  12. Dielectric Waveguide Ability to Handle Fields and Power Pulse length is about 3.7 μs and, if at 1000-hertz repetition rate, the average power consumption is about 4 kW/meter, about 1.45 kW/m per dielectric slab. Handling this power should not be difficult since aluminum oxide is a good thermal conductor, but a detailed design and ANSYS calculation have not been done. There also needs to be an analysis of the effect of pulsed heating to be sure this isn’t an issue. Operation at high fields, > 8.5 MV/m, parallel to the dielectric and vacuum boundary has been demonstrated, so operation at the field levels needed for this example should not be a problem.

  13. Peak Deflection for Various Waveguide Lengths assuming 16-MW of Forward Power in Each Deflecting Structure Waveguide deflection meters milliradians 1.0 0.93 1.5 1.38 2.0 1.82
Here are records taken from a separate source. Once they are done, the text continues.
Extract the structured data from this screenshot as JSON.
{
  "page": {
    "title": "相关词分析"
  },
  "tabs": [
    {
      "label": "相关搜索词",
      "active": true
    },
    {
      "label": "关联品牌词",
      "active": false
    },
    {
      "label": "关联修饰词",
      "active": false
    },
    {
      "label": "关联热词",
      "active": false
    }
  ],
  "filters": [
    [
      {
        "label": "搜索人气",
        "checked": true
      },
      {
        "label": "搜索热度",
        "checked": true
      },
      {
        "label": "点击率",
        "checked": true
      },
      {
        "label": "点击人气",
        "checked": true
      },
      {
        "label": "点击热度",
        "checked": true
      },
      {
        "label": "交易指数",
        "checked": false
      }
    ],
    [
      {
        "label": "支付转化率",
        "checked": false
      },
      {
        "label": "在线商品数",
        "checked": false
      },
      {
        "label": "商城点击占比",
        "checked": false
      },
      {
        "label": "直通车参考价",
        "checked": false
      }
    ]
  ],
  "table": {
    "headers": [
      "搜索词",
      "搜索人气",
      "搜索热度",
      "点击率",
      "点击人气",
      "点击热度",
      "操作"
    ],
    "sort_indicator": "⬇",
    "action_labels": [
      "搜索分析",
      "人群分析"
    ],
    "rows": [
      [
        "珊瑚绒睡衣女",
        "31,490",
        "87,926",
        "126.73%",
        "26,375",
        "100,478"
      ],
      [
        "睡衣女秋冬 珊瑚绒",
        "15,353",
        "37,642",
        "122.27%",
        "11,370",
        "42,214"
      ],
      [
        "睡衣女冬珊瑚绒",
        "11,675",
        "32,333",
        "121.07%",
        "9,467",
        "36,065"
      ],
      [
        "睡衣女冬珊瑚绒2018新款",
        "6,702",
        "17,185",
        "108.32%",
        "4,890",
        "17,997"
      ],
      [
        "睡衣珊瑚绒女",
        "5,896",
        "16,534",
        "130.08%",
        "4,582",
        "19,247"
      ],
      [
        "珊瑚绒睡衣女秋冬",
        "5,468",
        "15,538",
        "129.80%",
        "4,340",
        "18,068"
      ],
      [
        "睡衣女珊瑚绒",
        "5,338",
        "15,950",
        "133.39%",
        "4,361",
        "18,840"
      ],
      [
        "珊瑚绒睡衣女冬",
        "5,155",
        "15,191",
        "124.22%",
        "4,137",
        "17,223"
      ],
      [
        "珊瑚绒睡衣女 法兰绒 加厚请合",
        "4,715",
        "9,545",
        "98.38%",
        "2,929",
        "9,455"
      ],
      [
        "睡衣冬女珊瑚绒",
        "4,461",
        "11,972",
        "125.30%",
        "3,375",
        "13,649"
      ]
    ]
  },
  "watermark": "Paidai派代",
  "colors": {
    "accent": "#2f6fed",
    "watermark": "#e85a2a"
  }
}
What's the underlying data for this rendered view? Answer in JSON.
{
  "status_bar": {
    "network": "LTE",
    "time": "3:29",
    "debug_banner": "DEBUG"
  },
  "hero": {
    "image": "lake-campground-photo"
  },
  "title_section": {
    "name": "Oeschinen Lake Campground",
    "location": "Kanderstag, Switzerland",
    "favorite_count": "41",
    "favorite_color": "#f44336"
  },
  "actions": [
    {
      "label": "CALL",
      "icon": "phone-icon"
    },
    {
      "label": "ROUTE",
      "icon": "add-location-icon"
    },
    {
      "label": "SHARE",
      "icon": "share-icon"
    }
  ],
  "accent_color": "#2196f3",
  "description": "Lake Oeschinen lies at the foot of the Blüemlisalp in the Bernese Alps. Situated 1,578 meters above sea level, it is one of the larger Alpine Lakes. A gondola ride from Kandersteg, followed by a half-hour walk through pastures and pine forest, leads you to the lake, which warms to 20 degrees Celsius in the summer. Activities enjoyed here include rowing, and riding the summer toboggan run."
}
  14. Phase Velocities for Lower Ey = 0 Modes Frequency m,n vp/c GHz 5.631 1,n 0.3866, 1.071 2,1 0.4139 3,1 0.4756 4,1 0.6406 8.447 1,n 0.4495, 0.364 11.26 1,n 0.346, 0.519, 0.3902 2,n 0.5349, 0.3967

  15. Phase Velocities for Lower Hy = 0 Modes Frequency m,n vp/c GHz 2.816 1,1 0.43 5.631 1,1 0.586 2,1 0.697 3,1 1.249 8.447 1,n 0.758, 0.404 2,1 0.697

  16. Comments Dielectric-loaded waveguides can provide adequate transverse deflection and can be used in pulse mode up to 120-Hz and maybe 1000 Hz with klystron and modulator development. (APS users can operate with 1-MHz data rates so SC technology is the APS baseline). Operation in waveguide mode is not likely to create a multibunch instability since phase velocities of the non-deflecting modes are weakly coupled due to transit time effects. The input and output coupler designs must be well matched to avoid standing-wave issues. No design has been done to verify this is possible. No studies have been done on short-wavelength instability to see if there are any issues.